You might also like

Nihonmatsu Lantern Festival
Event

Nihonmatsu Lantern Festival

Nihonmatsu Lantern Festival will be held on every year on the first Saturday, Sunday, and Monday of October. The highlight of the festival is the procession of festival floats which happens during the first evening. 7 large festival floats adorned with lanterns and filled with local people playing taiko drums make their way through the streets of Nihonmatsu City, filling the streets with festival music as they move. The final destination for the floats is Nihonmatsu Shrine. The view of the 3000 lanterns which are attached to the floats burning against the night sky is one that shouldn’t be missed.

Fukushima Waraji Festival
Event

Fukushima Waraji Festival

Fukushima City’s local summer festival ‘Fukushima Waraji Matsuri’ started in 1970. It is said that, despite its short history, this festival has its roots in an Edo Period traditional event known as the ‘Akatsuki-mairi’ (or Mt. Shinobu Dawn Procession). During the festival evenings, locals parade a huge straw sandal (known as a waraji) along Route 13. This procession is followed by many different groups, who perform dances around town. The first evening is filled with music from the Showa Era, while the songs of the second night are modern and very upbeat. This waraji weighs around 2 tons, is 12 metres in length, and is thought to be one of the biggest in Japan. Every February, local people follow the tradition of dedicating the waraji to Haguro Shrine on Mt. Shinobu, which is thought to help keep legs healthy and strong.

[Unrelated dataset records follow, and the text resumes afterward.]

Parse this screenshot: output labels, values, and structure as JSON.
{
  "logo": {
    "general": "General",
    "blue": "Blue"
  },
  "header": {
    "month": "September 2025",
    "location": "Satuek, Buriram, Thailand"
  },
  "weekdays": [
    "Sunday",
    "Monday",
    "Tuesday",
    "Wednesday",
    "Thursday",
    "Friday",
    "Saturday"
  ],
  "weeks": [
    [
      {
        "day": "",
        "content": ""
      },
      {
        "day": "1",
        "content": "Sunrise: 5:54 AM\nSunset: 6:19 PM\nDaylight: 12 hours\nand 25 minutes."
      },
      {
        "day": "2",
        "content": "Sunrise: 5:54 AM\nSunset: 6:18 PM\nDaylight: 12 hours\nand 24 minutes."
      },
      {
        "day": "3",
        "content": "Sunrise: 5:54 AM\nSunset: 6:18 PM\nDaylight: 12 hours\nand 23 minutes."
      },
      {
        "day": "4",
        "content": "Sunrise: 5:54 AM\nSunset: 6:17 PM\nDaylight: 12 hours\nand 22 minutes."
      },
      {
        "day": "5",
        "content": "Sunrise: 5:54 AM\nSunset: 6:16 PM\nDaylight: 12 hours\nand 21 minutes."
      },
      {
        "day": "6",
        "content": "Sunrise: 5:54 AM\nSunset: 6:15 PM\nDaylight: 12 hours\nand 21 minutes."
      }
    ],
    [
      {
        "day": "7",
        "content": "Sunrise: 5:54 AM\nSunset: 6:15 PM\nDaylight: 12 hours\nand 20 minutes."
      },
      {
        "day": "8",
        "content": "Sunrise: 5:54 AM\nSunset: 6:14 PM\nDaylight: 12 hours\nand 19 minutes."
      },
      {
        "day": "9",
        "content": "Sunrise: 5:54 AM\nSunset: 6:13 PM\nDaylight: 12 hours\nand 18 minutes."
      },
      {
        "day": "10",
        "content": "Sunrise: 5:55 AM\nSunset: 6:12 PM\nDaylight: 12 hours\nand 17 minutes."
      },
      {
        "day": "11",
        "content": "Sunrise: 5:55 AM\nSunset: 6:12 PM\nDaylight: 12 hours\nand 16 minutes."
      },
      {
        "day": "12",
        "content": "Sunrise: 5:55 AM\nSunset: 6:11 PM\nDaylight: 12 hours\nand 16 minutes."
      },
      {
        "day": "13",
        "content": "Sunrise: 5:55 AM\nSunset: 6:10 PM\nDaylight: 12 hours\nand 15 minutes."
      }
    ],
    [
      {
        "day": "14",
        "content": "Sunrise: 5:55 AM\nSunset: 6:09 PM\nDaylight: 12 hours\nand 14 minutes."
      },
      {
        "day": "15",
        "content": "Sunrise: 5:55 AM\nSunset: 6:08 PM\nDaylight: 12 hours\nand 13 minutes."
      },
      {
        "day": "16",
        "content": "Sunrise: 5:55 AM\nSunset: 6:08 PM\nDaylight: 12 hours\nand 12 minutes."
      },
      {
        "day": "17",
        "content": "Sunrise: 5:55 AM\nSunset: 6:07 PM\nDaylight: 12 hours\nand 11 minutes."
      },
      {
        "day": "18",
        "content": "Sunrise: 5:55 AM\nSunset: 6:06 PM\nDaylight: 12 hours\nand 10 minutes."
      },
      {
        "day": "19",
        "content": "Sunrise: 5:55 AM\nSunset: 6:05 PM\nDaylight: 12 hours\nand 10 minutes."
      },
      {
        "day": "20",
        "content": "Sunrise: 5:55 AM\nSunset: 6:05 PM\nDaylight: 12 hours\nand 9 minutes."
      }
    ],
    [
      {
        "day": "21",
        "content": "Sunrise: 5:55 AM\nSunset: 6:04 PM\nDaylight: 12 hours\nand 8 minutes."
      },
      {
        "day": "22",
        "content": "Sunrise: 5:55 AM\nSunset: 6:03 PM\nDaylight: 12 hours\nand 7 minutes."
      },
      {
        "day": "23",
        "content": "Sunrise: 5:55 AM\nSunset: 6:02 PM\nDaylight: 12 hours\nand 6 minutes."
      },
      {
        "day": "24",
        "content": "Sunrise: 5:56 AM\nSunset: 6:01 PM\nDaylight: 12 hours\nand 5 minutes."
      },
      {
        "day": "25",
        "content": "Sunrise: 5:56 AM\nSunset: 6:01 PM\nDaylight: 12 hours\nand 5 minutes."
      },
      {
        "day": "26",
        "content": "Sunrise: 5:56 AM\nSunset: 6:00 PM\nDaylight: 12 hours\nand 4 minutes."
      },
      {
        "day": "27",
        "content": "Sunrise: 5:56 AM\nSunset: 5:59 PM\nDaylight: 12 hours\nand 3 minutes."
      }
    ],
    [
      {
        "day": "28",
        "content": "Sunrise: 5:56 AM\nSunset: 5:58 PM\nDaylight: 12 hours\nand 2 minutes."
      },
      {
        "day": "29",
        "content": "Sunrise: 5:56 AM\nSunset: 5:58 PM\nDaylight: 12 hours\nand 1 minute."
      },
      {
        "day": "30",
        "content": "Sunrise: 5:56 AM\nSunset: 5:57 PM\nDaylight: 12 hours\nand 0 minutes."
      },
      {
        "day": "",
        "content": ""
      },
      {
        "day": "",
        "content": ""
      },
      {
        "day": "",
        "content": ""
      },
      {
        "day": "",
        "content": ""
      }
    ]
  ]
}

Kohata Hata Matsuri (Kohata Flag Festival)
Event

Kohata Hata Matsuri (Kohata Flag Festival)

The annual Kohata Hata Matsuri (Kohata Flag Festival) is 1 of the 3 main festivals in Japan centered on a dramatic procession of large flags, and has been held for over 960 years. The five hues of the brightly-colored flags rising up towards the sky makes for some fantastic views. Kohata Flag Festival, which has been designated as an Important Intangible Folk Cultural Property of Japan, is held annually on the first Sunday of December at Mt. Kohata. Mt. Kohata is home to the impressive Okitsushima Shrine.

Top